Tim Larsen, AP
In the wake of Hurricane Sandy, the Federal Trade Commission is warning storm victims to be on the lookout against potential scams that could ruin their lives even more, according to Time.
“It’s no secret that fraudsters follow the money, attracted by the demand for repairs and the availability of funds,” the FTC warns on its site.
The disorder and confusion that take place after a natural disaster offer the perfect opportunity for scammers to exploit victims.
Fake loans and poor repair jobs on cars and appliances are just some of the offers scammers give to lure their next victims.
The scams that will most likely be used in relation to Sandy are home-improvement scams, where contractors take pay without finishing the job, and charitable donation scams, where most or all the proceeds go to administrative fees.
To best deter these schemes, the FTC recommends that storm victims read all paperwork before signing and looking up reviews of charitable organizations through the Better Business Bureau.
Used-car buyers nationwide may also want to be on the lookout for flood damage in potential buys. Be suspicious of silt residue or a muddy smell, which are good indicators of flooded cars. The FTC advises that car buyers run a title search to check previous owners’ addresses.
- 10 jobs you can get right now
- 10 things to know about corporate inversions
- Summit County sees credit card breach after...
- Amish country bristles at ‘Mafia’...
- 6 financial moves to prevent sleepless nights
- Kennecott hopes project will change mountain...
- 3 ways insurers can still avoid covering the...
- Applications for US unemployment aid slip to...
- 10 things to know about corporate... 32
- 3 ways insurers can still avoid... 13
- Amish country bristles at... 10
- Mimicking the airlines, hotels get... 9

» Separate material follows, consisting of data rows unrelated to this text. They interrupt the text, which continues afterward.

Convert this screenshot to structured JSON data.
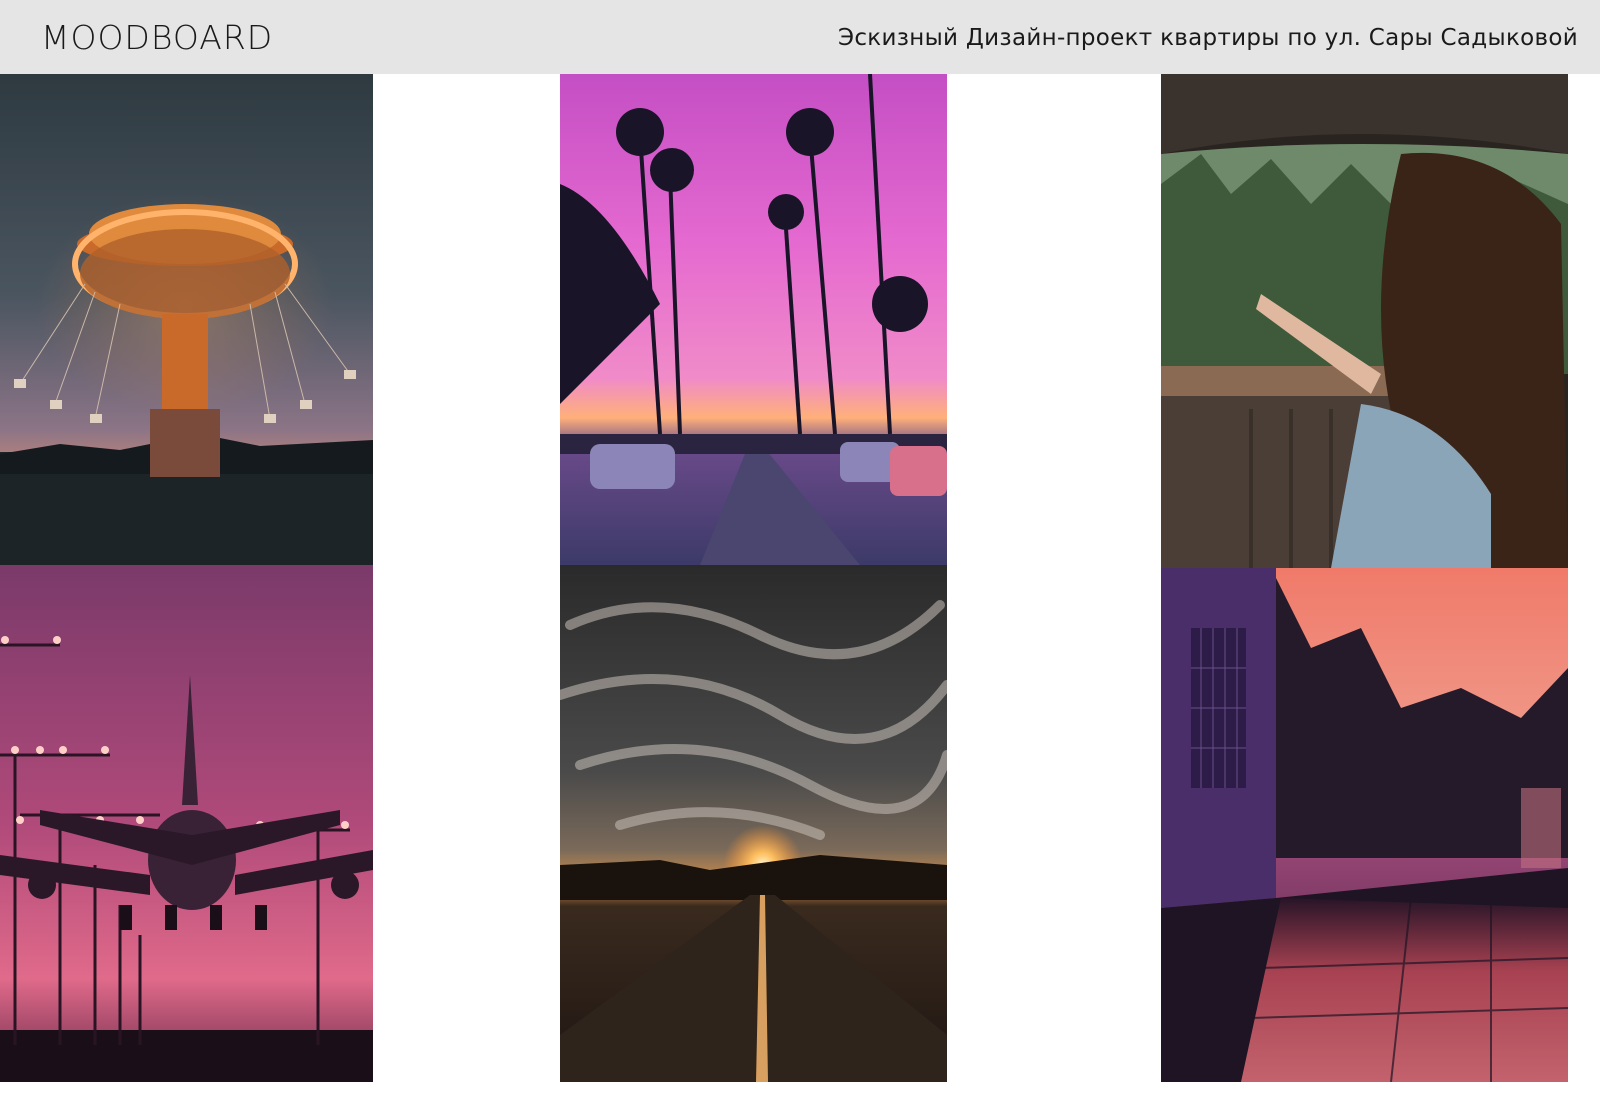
{
  "header": {
    "brand": "MOODBOARD",
    "subtitle": "Эскизный Дизайн-проект квартиры по ул. Сары Садыковой"
  },
  "colors": {
    "header_bg": "#e5e5e5",
    "page_bg": "#ffffff",
    "text": "#1a1a1a"
  },
  "photos": [
    {
      "name": "carousel-ride-at-dusk-photo"
    },
    {
      "name": "palm-tree-street-pink-sky-photo"
    },
    {
      "name": "woman-car-window-photo"
    },
    {
      "name": "airplane-landing-pink-sky-photo"
    },
    {
      "name": "sunset-road-dramatic-clouds-photo"
    },
    {
      "name": "wet-pavement-purple-sunset-photo"
    }
  ]
}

- Paul Mero steps down as head of... 9
- Burger King in talks to buy Tim Hortons 8
- Cantwell targets small business loan... 4
- Applications for US unemployment aid... 4